- There is a suggestion from musicologists that the 1838 edition might have been Mendelssohn’s effort to imitate the orchestral color of Weber's Preciousa Overture (which features a small wind band playing a gypsy theme)
- In relation to form: The piece is reminiscent of a classical symphony’s first movement. The overture features a slow introduction followed by a fast (Allegro Vivace) sonata form.
- Mendelssohn rescored the work for German and British band instrumentations to acquire more performances.

Notes specific to the John Boyd Arrangement:
- Instrumentation: 3292/4331 +Pic, Alto Clar, Bass Clar, Cbs Clar, C Bsn, 2 Alto sax, Ten Sax, Bari Sax, Euph, sn drum, Triangle, Bass Drum, Crash Cym.
- Boyd’s use of the rediscovered 1826 autograph makes his edition based on the most authentic source known to date.
- The score is marked with * to show what was given in the 1826 edition.
- This arrangement can be performed by a large band, 23 and perc, or for the original 11.

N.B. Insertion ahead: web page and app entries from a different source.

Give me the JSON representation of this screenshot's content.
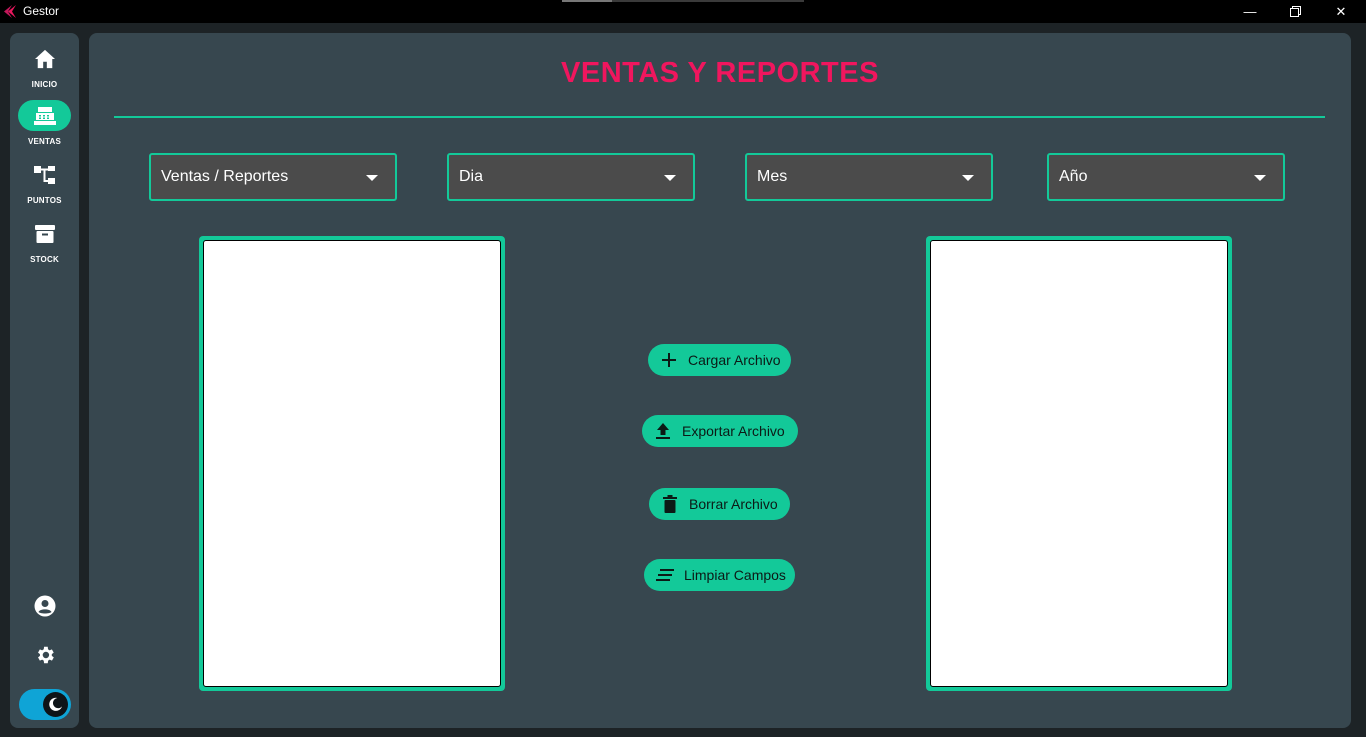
{
  "window": {
    "title": "Gestor",
    "minimize_glyph": "—",
    "restore_glyph": "❐",
    "close_glyph": "✕"
  },
  "sidebar": {
    "items": [
      {
        "label": "INICIO",
        "icon": "home-icon",
        "active": false
      },
      {
        "label": "VENTAS",
        "icon": "cash-register-icon",
        "active": true
      },
      {
        "label": "PUNTOS",
        "icon": "network-icon",
        "active": false
      },
      {
        "label": "STOCK",
        "icon": "archive-box-icon",
        "active": false
      }
    ],
    "bottom": [
      "account-icon",
      "gear-icon",
      "dark-mode-toggle"
    ]
  },
  "main": {
    "title": "VENTAS Y REPORTES",
    "dropdowns": [
      {
        "value": "Ventas / Reportes"
      },
      {
        "value": "Dia"
      },
      {
        "value": "Mes"
      },
      {
        "value": "Año"
      }
    ],
    "buttons": {
      "load": "Cargar Archivo",
      "export": "Exportar Archivo",
      "delete": "Borrar Archivo",
      "clear": "Limpiar Campos"
    }
  },
  "colors": {
    "accent": "#13c999",
    "title": "#f0165e",
    "panel": "#37474f",
    "background": "#1d2326",
    "toggle": "#0fa4d6"
  }
}
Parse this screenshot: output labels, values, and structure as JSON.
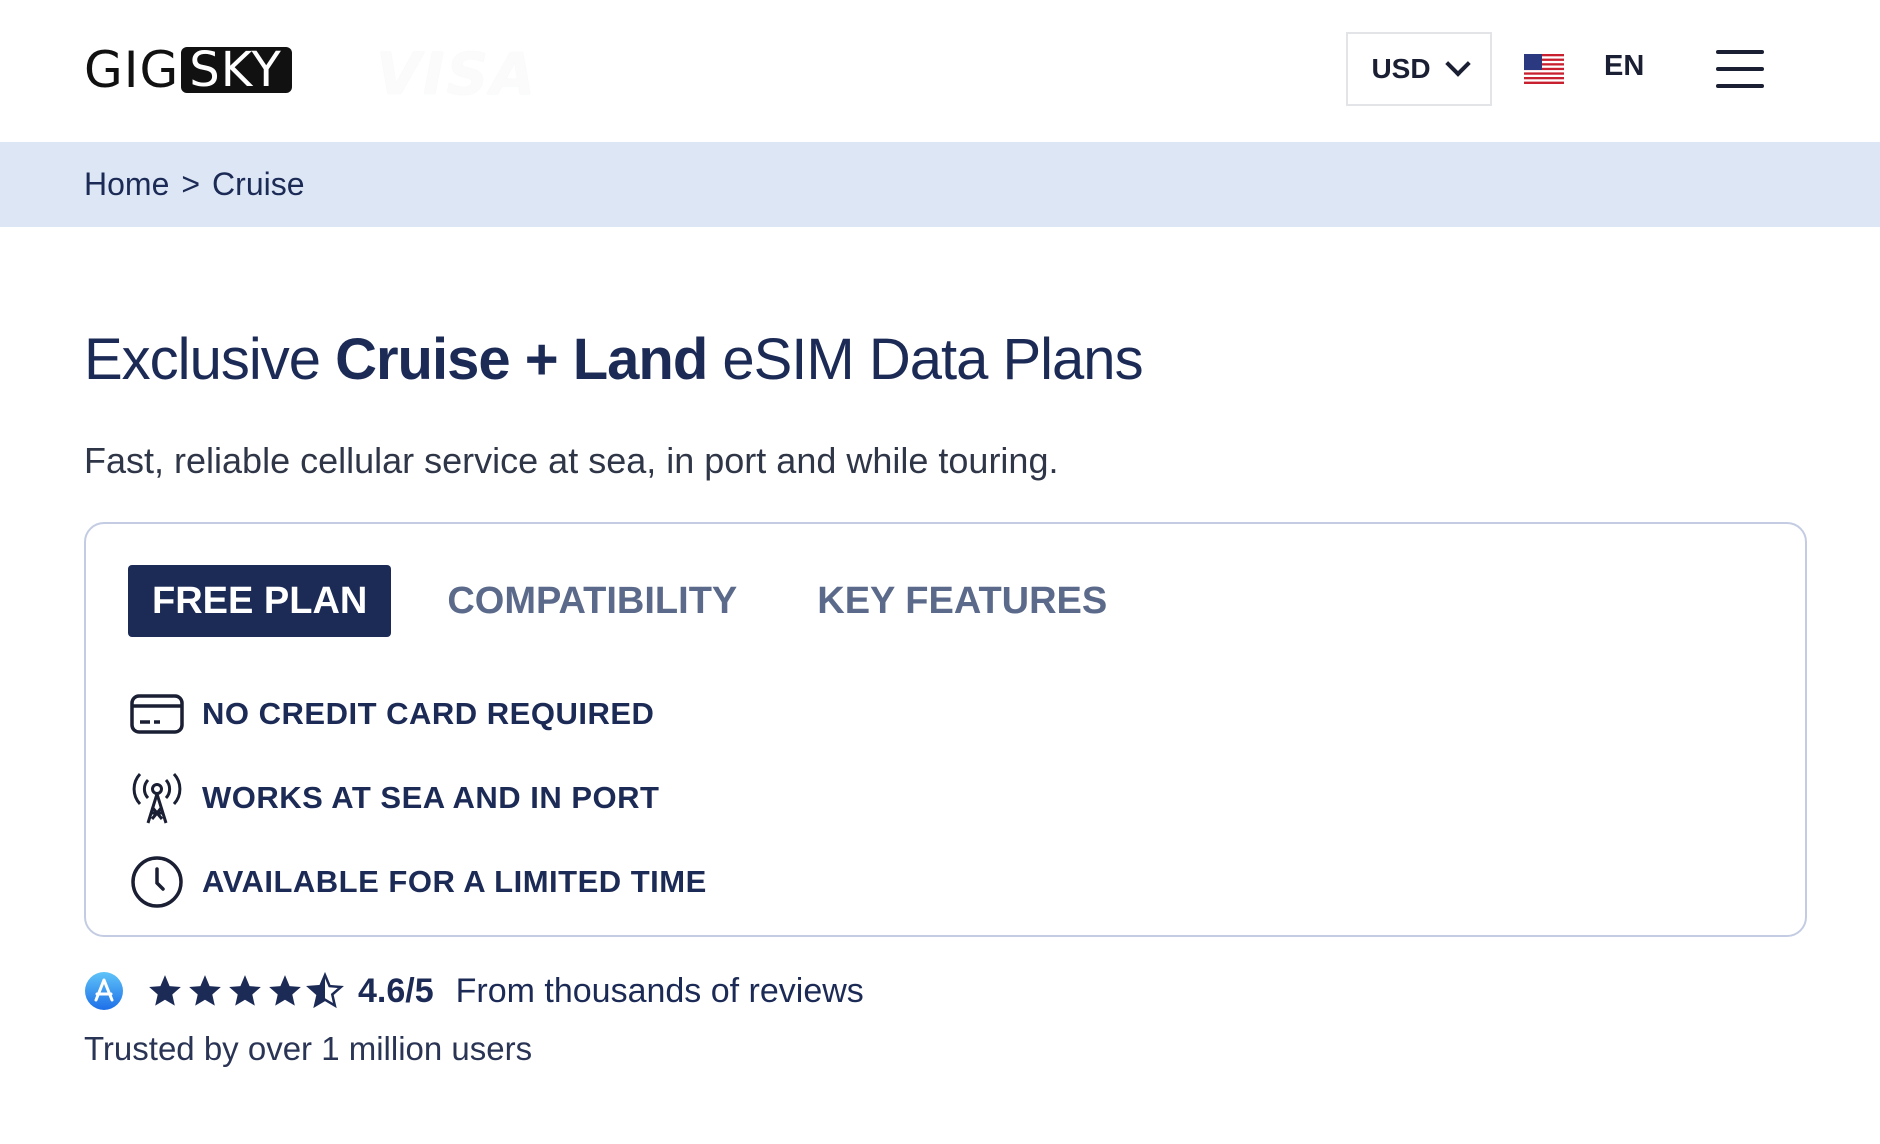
{
  "header": {
    "logo_left": "GIG",
    "logo_right": "SKY",
    "partner_logo": "VISA",
    "currency": "USD",
    "language": "EN",
    "icons": [
      "chevron-down-icon",
      "us-flag-icon",
      "hamburger-menu-icon"
    ]
  },
  "breadcrumb": {
    "home": "Home",
    "separator": ">",
    "current": "Cruise"
  },
  "hero": {
    "title_pre": "Exclusive ",
    "title_bold": "Cruise + Land",
    "title_post": " eSIM Data Plans",
    "subtitle": "Fast, reliable cellular service at sea, in port and while touring."
  },
  "tabs": [
    {
      "label": "FREE PLAN",
      "active": true
    },
    {
      "label": "COMPATIBILITY",
      "active": false
    },
    {
      "label": "KEY FEATURES",
      "active": false
    }
  ],
  "features": [
    {
      "icon": "credit-card-icon",
      "label": "NO CREDIT CARD REQUIRED"
    },
    {
      "icon": "antenna-tower-icon",
      "label": "WORKS AT SEA AND IN PORT"
    },
    {
      "icon": "clock-icon",
      "label": "AVAILABLE FOR A LIMITED TIME"
    }
  ],
  "rating": {
    "source_icon": "app-store-icon",
    "stars": 4.6,
    "score": "4.6/5",
    "text": "From thousands of reviews",
    "trusted": "Trusted by over 1 million users"
  },
  "colors": {
    "navy": "#1c2a56",
    "breadcrumb_bg": "#dde6f5",
    "card_border": "#c3cce2",
    "tab_inactive": "#5b6a8a"
  }
}
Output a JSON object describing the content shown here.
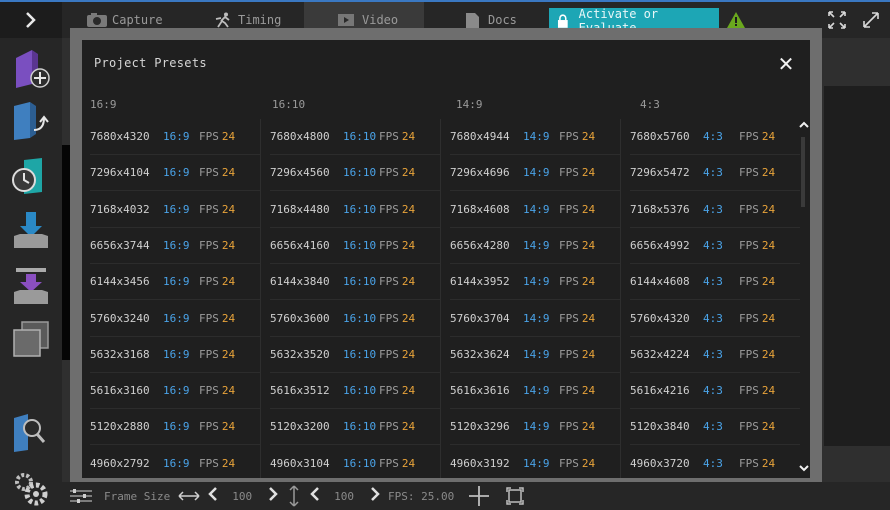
{
  "topbar": {
    "tabs": [
      {
        "label": "Capture",
        "icon": "camera-icon"
      },
      {
        "label": "Timing",
        "icon": "running-person-icon"
      },
      {
        "label": "Video",
        "icon": "play-icon"
      },
      {
        "label": "Docs",
        "icon": "document-icon"
      }
    ],
    "active_tab": "Video",
    "activate_label": "Activate or Evaluate",
    "accent_color": "#1da6b5",
    "warning_color": "#6aa81e"
  },
  "modal": {
    "title": "Project Presets",
    "close_symbol": "✕",
    "fps_label": "FPS",
    "columns": [
      {
        "header": "16:9",
        "ratio": "16:9",
        "rows": [
          {
            "res": "7680x4320",
            "fps": "24"
          },
          {
            "res": "7296x4104",
            "fps": "24"
          },
          {
            "res": "7168x4032",
            "fps": "24"
          },
          {
            "res": "6656x3744",
            "fps": "24"
          },
          {
            "res": "6144x3456",
            "fps": "24"
          },
          {
            "res": "5760x3240",
            "fps": "24"
          },
          {
            "res": "5632x3168",
            "fps": "24"
          },
          {
            "res": "5616x3160",
            "fps": "24"
          },
          {
            "res": "5120x2880",
            "fps": "24"
          },
          {
            "res": "4960x2792",
            "fps": "24"
          }
        ]
      },
      {
        "header": "16:10",
        "ratio": "16:10",
        "rows": [
          {
            "res": "7680x4800",
            "fps": "24"
          },
          {
            "res": "7296x4560",
            "fps": "24"
          },
          {
            "res": "7168x4480",
            "fps": "24"
          },
          {
            "res": "6656x4160",
            "fps": "24"
          },
          {
            "res": "6144x3840",
            "fps": "24"
          },
          {
            "res": "5760x3600",
            "fps": "24"
          },
          {
            "res": "5632x3520",
            "fps": "24"
          },
          {
            "res": "5616x3512",
            "fps": "24"
          },
          {
            "res": "5120x3200",
            "fps": "24"
          },
          {
            "res": "4960x3104",
            "fps": "24"
          }
        ]
      },
      {
        "header": "14:9",
        "ratio": "14:9",
        "rows": [
          {
            "res": "7680x4944",
            "fps": "24"
          },
          {
            "res": "7296x4696",
            "fps": "24"
          },
          {
            "res": "7168x4608",
            "fps": "24"
          },
          {
            "res": "6656x4280",
            "fps": "24"
          },
          {
            "res": "6144x3952",
            "fps": "24"
          },
          {
            "res": "5760x3704",
            "fps": "24"
          },
          {
            "res": "5632x3624",
            "fps": "24"
          },
          {
            "res": "5616x3616",
            "fps": "24"
          },
          {
            "res": "5120x3296",
            "fps": "24"
          },
          {
            "res": "4960x3192",
            "fps": "24"
          }
        ]
      },
      {
        "header": "4:3",
        "ratio": "4:3",
        "rows": [
          {
            "res": "7680x5760",
            "fps": "24"
          },
          {
            "res": "7296x5472",
            "fps": "24"
          },
          {
            "res": "7168x5376",
            "fps": "24"
          },
          {
            "res": "6656x4992",
            "fps": "24"
          },
          {
            "res": "6144x4608",
            "fps": "24"
          },
          {
            "res": "5760x4320",
            "fps": "24"
          },
          {
            "res": "5632x4224",
            "fps": "24"
          },
          {
            "res": "5616x4216",
            "fps": "24"
          },
          {
            "res": "5120x3840",
            "fps": "24"
          },
          {
            "res": "4960x3720",
            "fps": "24"
          }
        ]
      }
    ],
    "colors": {
      "ratio": "#4aa3e8",
      "fps_value": "#e8a33a"
    }
  },
  "bottombar": {
    "frame_size_label": "Frame Size",
    "width_value": "100",
    "height_value": "100",
    "fps_readout": "FPS: 25.00"
  }
}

- Leaving out the saxophones will recreate the 1838 fairly accurately.
- If performing the version for 11 omit m. 191-193 as they were added by Mendelssohn in 1838.
Performance Practice Notes: 
Tempo-  Andante should be like a human heartbeat(76-80) and Allegro should be twice as fast.
- Dr. Boyd has also given some extensive notes on specific measures in his score.
for the geography loving folks!

I bet a lot of people don't know that Mendelssohn wrote a bit of "Band Music" and I'm really glad he did! Overture for Harmonie, Op. 24 is a staple of the wind ensemble repertoire not only because it is one of the few original works for winds written during the Romantic period, but also because it allows winds to play a lively work by a composer who is respected by the music community at large.